Toll-free ferries are operated by the Texas transportation system every 20 minutes between Galveston and Port Bolivar.
Galveston Island to Port Bolivar
The Galveston-Port Bolivar ferry is the bridge between two segments of State Highway 87. South of IH-10, State Highway 87 s the only highway around Galveston Bay. The free ferry service provided by TxDOT is the only way motorists can cross the waterway between Bolivar Peninsula and Galveston Island.
The ferry service is critical to the residents of Bolivar Peninsula when a hurricane threatens. The ferries are the primary means of evacuation through Galveston to the causeway and the mainland. Ferries continue crossing the channel until high winds and tides make their mission unsafe. The boats are then secured in their moorings at the Galveston landing facility.

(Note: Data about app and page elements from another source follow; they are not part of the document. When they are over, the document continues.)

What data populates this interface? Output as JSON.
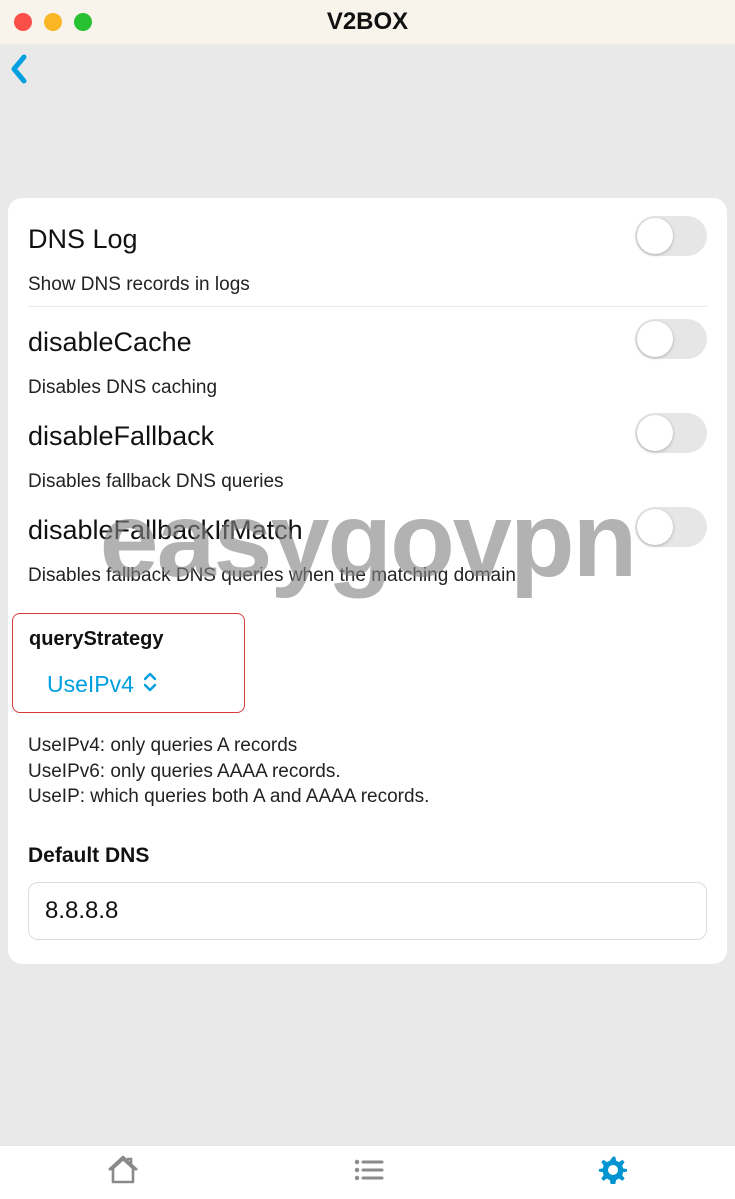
{
  "app": {
    "title": "V2BOX"
  },
  "watermark": "easygovpn",
  "settings": {
    "dnsLog": {
      "title": "DNS Log",
      "desc": "Show DNS records in logs",
      "on": false
    },
    "disableCache": {
      "title": "disableCache",
      "desc": "Disables DNS caching",
      "on": false
    },
    "disableFallback": {
      "title": "disableFallback",
      "desc": "Disables fallback DNS queries",
      "on": false
    },
    "disableFallbackIfMatch": {
      "title": "disableFallbackIfMatch",
      "desc": "Disables fallback DNS queries when the matching domain",
      "on": false
    },
    "queryStrategy": {
      "label": "queryStrategy",
      "value": "UseIPv4",
      "help1": "UseIPv4: only queries A records",
      "help2": "UseIPv6: only queries AAAA records.",
      "help3": "UseIP: which queries both A and AAAA records."
    },
    "defaultDns": {
      "label": "Default DNS",
      "value": "8.8.8.8"
    }
  }
}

The 2.7 mile trip takes approximately 18 minutes to cross one of the busiest waterways in the world. Through the Bolivar Roads Channel flows the commerce of the Port of Houston, the nations largest inland port, as well as other Galveston and Trinity Bay communities. Approximately 7,000 ships visit the Port of Houston each year.
The ferry operation consists of five boats, each of which can carry approximately 70 vehicles, 500 passengers and six crewmembers. Each ferry is capable of carrying eight 18-wheel trucks weighing 80,000 pounds each. All of the boats are double-ended with a pilothouse on each end, and the Captain changes from one pilothouse to the other to go in the opposite direction
Alternate Route to avoid the Ferry thru Baytown and Winnie:
Take IH 10 east thru Baytown and to Winnie, Texas. At Winnie, turn south on Hwy 124. Head south on 124 to the beach. Turn right, (going west) for about 14 miles thru Gilchrist to Crystal Beach. You will be entering Crystal Beach at Singing Sands subdivision and on the right of the highway is the new water storage tank.